volume, the latter from atrophy due to the denervation effect. The response lasts for 6-9

We propose to study botox intraprostatic injection during brachytherapy to see whether this
improves urinary symptoms or avoids need for urinary tract instrumentation over this 6-8
month post-operative period when one wants to avoid manipulating the radioactive seeds. We
will also monitor PSA, and see if there is any measurable augmentation of PSA decline with
botox + Brachytherapy vs Brachytherapy alone. We will randomize patients to botox (100
units for < 30 cc prostate; 200 units for > 30 cc prostate) vs saline injection,
administering 2 transperineal injections into both lateral lobes of the prostate (25-50 mg
per injection), just 5-10 mm proximal to the bladder neck.

Study design:

N= 60 (30 receive Botox, 30 receive saline)

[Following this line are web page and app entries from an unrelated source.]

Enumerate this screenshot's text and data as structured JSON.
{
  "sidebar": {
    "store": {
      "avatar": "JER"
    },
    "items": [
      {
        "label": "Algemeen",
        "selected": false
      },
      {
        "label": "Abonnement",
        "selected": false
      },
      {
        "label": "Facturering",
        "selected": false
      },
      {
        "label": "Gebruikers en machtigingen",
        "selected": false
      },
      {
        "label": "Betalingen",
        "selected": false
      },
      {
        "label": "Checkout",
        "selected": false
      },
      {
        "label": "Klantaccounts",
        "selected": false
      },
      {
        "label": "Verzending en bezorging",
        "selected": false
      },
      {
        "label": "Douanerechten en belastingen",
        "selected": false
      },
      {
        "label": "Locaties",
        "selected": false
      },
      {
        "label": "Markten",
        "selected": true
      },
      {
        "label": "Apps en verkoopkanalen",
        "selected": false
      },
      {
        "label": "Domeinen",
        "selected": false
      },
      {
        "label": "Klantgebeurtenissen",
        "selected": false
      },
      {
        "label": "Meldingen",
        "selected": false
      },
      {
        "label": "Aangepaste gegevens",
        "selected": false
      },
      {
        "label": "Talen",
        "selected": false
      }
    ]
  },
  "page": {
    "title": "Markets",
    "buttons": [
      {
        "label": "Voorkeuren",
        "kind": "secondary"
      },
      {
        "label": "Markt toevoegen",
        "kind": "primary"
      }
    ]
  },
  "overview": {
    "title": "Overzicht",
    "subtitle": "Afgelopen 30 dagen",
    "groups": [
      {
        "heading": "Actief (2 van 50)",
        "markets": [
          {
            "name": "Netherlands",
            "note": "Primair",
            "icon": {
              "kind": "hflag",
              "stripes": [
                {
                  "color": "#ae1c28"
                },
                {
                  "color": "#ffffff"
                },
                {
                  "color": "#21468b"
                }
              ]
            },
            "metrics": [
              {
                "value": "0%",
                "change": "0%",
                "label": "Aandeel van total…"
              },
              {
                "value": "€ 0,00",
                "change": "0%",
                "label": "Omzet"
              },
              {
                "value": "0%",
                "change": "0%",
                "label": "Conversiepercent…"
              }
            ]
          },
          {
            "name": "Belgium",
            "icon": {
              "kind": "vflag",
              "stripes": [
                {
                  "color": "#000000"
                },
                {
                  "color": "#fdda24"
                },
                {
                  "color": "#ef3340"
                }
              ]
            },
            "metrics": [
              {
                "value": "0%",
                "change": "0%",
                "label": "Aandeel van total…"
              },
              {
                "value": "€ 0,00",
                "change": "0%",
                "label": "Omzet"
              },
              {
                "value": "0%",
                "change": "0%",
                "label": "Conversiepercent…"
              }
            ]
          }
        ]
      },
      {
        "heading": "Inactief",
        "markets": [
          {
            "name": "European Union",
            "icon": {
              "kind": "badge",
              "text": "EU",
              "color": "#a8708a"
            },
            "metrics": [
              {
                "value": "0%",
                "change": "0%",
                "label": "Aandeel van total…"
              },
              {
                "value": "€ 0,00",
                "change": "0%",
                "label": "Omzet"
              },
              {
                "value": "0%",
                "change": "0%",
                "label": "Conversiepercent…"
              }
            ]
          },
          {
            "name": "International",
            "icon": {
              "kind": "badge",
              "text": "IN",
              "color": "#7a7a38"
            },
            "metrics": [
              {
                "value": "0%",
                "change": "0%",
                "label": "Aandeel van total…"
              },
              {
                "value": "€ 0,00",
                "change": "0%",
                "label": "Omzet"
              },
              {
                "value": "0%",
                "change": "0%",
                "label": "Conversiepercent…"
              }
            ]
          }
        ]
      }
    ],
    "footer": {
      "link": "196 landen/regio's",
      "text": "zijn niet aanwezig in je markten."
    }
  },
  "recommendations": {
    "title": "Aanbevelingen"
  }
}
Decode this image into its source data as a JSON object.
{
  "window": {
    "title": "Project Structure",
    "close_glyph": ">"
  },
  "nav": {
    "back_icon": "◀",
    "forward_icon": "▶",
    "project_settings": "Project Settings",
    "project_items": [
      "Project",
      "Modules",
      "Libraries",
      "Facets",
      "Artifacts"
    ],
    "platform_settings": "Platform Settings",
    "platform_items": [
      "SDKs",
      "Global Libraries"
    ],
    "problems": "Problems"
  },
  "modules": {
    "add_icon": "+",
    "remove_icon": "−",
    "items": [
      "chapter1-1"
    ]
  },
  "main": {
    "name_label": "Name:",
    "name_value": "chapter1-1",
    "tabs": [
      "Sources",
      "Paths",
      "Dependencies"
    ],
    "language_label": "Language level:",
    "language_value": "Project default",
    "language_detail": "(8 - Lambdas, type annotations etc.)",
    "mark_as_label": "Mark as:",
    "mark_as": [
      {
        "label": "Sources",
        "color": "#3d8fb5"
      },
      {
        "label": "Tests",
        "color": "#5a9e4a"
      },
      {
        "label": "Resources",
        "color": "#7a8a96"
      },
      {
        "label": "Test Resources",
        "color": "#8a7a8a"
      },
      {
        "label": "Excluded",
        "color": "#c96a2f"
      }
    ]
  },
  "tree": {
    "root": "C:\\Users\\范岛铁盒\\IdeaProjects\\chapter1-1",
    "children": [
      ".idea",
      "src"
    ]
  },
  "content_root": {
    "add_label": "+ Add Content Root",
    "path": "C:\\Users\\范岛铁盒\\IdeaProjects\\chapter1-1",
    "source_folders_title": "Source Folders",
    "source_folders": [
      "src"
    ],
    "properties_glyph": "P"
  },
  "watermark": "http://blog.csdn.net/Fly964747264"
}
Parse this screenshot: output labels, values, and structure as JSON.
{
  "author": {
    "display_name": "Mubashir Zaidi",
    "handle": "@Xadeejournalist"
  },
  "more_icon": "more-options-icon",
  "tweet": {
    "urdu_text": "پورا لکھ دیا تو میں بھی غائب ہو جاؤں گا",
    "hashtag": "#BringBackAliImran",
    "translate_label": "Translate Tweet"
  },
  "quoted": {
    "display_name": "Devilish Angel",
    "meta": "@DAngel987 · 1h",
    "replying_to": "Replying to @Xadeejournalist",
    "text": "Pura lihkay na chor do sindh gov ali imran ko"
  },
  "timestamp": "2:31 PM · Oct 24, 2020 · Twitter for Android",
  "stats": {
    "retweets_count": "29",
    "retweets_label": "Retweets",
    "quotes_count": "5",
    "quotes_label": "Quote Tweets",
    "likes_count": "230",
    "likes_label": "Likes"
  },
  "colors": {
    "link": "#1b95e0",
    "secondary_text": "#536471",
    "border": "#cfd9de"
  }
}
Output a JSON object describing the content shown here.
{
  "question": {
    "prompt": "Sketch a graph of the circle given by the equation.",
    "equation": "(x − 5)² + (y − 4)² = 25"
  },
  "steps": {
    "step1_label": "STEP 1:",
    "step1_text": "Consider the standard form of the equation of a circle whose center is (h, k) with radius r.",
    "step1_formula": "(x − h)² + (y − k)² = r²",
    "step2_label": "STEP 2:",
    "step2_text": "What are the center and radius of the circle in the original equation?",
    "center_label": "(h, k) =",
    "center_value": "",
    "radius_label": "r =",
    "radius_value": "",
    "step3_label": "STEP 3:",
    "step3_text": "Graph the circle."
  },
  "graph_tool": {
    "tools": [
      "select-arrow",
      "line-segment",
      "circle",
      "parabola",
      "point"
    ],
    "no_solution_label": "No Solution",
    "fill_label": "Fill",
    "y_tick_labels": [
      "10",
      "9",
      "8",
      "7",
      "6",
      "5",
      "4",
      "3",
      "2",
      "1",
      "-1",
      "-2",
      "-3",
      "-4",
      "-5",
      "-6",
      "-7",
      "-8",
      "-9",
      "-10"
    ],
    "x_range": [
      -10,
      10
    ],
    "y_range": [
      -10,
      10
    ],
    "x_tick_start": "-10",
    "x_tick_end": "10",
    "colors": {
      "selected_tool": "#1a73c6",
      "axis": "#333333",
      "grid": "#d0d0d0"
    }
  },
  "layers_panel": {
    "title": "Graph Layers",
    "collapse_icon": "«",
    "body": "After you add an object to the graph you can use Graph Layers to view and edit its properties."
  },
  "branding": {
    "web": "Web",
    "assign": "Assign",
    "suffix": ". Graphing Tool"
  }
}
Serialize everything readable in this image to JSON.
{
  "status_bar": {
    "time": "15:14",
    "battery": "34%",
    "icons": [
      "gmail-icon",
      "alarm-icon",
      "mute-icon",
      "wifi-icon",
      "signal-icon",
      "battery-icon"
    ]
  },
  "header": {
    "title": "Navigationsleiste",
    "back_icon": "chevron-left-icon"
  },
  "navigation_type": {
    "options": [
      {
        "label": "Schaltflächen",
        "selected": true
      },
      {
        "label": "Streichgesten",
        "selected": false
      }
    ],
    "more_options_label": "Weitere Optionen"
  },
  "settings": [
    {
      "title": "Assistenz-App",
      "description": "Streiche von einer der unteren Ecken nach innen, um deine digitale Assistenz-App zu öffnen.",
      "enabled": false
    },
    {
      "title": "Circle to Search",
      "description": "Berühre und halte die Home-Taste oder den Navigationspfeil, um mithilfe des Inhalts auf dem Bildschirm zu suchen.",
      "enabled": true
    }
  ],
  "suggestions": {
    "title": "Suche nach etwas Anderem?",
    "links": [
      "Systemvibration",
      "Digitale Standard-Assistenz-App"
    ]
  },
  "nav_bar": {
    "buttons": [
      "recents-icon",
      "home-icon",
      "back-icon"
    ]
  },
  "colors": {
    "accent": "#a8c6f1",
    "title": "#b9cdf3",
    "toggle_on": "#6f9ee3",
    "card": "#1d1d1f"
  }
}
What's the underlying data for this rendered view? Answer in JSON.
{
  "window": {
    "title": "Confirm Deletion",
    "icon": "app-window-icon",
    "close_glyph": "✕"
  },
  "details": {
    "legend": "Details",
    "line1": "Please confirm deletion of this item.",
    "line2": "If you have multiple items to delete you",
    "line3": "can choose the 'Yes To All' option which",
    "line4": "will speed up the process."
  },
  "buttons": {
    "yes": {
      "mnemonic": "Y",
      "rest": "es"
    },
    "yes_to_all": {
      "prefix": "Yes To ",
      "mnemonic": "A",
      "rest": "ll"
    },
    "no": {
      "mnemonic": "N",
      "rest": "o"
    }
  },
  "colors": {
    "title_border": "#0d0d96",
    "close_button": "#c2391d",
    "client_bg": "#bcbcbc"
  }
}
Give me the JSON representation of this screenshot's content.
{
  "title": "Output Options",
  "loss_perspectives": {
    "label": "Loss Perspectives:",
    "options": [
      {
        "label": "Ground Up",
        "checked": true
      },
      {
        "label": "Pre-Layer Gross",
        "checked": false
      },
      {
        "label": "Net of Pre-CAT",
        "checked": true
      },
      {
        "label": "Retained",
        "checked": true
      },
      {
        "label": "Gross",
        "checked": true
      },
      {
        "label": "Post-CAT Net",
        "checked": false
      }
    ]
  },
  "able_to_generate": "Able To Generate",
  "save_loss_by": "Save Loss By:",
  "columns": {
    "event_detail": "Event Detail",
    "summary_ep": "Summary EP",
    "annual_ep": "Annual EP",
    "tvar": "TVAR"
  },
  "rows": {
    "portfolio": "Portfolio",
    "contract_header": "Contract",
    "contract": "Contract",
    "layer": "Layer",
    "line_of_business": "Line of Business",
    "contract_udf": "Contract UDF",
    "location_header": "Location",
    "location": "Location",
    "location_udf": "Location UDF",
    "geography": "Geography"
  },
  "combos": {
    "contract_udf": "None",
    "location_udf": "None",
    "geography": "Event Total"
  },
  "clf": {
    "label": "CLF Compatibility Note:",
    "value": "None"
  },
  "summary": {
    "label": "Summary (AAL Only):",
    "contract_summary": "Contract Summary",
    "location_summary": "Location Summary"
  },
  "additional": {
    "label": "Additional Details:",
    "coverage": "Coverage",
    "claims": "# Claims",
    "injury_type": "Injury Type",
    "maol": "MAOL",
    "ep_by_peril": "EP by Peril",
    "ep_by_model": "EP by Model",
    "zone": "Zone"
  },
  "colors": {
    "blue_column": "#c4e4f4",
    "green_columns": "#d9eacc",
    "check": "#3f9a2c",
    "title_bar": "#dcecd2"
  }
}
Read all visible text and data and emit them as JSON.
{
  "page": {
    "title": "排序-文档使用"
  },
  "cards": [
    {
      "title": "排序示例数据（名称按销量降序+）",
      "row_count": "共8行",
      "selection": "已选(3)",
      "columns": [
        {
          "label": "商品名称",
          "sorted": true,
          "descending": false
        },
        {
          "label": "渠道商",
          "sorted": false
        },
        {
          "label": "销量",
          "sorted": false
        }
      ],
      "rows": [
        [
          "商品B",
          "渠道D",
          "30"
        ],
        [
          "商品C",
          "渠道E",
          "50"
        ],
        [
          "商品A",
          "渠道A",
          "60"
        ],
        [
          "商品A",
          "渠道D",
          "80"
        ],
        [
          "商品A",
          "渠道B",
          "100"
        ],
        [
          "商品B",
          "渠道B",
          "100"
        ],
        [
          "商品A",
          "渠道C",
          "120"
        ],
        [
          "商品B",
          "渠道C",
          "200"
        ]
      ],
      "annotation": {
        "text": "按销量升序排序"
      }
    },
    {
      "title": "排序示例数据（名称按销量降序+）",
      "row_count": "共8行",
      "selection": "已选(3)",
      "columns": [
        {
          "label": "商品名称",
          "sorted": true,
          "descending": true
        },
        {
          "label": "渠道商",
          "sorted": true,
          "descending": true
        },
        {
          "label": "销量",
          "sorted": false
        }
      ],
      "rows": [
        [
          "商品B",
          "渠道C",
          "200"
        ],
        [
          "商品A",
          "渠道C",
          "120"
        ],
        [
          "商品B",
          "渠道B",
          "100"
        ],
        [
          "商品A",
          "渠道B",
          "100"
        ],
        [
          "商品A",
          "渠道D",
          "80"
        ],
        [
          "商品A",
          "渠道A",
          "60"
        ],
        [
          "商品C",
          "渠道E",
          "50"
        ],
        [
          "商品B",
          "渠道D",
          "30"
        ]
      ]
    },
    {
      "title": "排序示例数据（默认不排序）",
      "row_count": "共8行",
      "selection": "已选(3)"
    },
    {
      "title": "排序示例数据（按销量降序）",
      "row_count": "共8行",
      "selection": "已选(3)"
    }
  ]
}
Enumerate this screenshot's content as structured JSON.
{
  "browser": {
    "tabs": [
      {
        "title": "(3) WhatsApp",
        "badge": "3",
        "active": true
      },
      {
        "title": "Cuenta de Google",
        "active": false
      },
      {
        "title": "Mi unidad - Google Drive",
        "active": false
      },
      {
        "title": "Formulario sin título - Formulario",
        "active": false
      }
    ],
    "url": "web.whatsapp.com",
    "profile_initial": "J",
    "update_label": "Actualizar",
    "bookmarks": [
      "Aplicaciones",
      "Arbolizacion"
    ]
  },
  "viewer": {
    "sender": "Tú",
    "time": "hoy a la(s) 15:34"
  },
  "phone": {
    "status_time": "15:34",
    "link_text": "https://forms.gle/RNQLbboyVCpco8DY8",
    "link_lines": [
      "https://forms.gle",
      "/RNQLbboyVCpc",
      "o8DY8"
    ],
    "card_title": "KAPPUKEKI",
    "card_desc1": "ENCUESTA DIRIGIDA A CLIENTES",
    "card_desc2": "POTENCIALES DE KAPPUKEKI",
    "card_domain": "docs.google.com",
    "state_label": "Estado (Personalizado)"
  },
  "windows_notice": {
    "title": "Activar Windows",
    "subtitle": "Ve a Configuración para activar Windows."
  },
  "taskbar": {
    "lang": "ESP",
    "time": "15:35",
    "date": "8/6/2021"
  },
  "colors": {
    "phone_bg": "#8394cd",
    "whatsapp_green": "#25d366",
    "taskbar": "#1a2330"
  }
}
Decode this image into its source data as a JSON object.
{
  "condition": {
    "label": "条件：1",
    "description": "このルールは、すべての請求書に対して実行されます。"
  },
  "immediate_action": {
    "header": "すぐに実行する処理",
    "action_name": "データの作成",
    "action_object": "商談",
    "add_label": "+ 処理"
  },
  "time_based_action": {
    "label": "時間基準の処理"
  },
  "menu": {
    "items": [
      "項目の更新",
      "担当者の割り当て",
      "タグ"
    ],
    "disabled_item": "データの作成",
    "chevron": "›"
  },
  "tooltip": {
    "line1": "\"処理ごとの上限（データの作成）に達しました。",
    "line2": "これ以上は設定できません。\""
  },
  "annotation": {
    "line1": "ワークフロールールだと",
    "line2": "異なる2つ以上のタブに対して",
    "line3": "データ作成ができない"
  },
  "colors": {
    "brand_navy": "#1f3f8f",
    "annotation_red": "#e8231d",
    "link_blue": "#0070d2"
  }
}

AUA Symptoms scores weekly for 4 weeks, monthly thereafter Medications for urinary symptoms
Need for catheterization PSA checked at 1 mo, 3 mo, 6 mo, 9 mo, 1 year, 15 mo, 18 mo, 24 mo

Inclusion Criteria:

- Biopsy proven prostate cancer undergoing brachytherapy

Exclusion Criteria:

- Prior allergic reaction to botulinum toxin

Type of Study:


Study Design:

Allocation: Randomized, Endpoint Classification: Efficacy Study, Intervention Model: Parallel Assignment, Masking: Double Blind (Subject, Investigator), Primary Purpose: Treatment

Outcome Measure:

Urinary symptoms

Outcome Time Frame:

Weekly for 4 weeks, monthly thereafter until 1 year

Safety Issue:


Principal Investigator

Peter T Nieh, MD

Investigator Role:

Principal Investigator

Investigator Affiliation:

Emory University SOM


United States: Institutional Review Board

Study ID:




Start Date:

Completion Date:

July 2012

Related Keywords:

  • Prostate Cancer
  • Lower Urinary Tract Symptoms
  • Radioactive Seed Implantation
  • Prostate specific antigen (PSA)
  • Prostate cancer
  • Lower urinary tract symptoms
  • Radioactive seed implantation
  • Prostatic Neoplasms



Emory Clinic, Emory University Hospital Atlanta, Georgia  30322